TRY IT: Would you set down every entry again, exactly as written?

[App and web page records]
- - -

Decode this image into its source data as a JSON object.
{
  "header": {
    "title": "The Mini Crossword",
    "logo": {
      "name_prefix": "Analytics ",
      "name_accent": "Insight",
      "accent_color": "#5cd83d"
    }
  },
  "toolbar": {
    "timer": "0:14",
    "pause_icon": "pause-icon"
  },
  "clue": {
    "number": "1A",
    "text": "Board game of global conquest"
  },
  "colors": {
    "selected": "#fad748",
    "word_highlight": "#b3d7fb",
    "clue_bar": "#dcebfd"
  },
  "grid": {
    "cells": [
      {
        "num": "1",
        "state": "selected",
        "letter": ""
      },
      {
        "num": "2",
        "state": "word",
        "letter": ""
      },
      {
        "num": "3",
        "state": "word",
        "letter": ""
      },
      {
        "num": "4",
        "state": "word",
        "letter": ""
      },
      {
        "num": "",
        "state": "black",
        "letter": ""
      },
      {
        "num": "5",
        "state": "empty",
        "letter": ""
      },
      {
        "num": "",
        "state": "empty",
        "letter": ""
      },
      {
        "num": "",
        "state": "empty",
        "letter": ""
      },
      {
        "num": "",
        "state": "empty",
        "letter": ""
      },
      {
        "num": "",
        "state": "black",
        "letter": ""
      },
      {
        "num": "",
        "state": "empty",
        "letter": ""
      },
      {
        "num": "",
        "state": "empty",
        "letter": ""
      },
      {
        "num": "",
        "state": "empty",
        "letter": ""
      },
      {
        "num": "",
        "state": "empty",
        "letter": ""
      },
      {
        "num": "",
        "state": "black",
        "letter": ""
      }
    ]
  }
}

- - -

ANSWER TO THE PROBLEM:
Decode this image into its source data as a JSON object.
{
  "header": {
    "title": "The Mini Crossword",
    "logo": {
      "name_prefix": "Analytics ",
      "name_accent": "Insight",
      "accent_color": "#5cd83d"
    }
  },
  "toolbar": {
    "timer": "0:14",
    "pause_icon": "pause-icon"
  },
  "clue": {
    "number": "1A",
    "text": "Board game of global conquest"
  },
  "colors": {
    "selected": "#fad748",
    "word_highlight": "#b3d7fb",
    "clue_bar": "#dcebfd"
  },
  "grid": {
    "cells": [
      {
        "num": "1",
        "state": "selected",
        "letter": ""
      },
      {
        "num": "2",
        "state": "word",
        "letter": ""
      },
      {
        "num": "3",
        "state": "word",
        "letter": ""
      },
      {
        "num": "4",
        "state": "word",
        "letter": ""
      },
      {
        "num": "",
        "state": "black",
        "letter": ""
      },
      {
        "num": "5",
        "state": "empty",
        "letter": ""
      },
      {
        "num": "",
        "state": "empty",
        "letter": ""
      },
      {
        "num": "",
        "state": "empty",
        "letter": ""
      },
      {
        "num": "",
        "state": "empty",
        "letter": ""
      },
      {
        "num": "",
        "state": "black",
        "letter": ""
      },
      {
        "num": "",
        "state": "empty",
        "letter": ""
      },
      {
        "num": "",
        "state": "empty",
        "letter": ""
      },
      {
        "num": "",
        "state": "empty",
        "letter": ""
      },
      {
        "num": "",
        "state": "empty",
        "letter": ""
      },
      {
        "num": "",
        "state": "black",
        "letter": ""
      }
    ]
  }
}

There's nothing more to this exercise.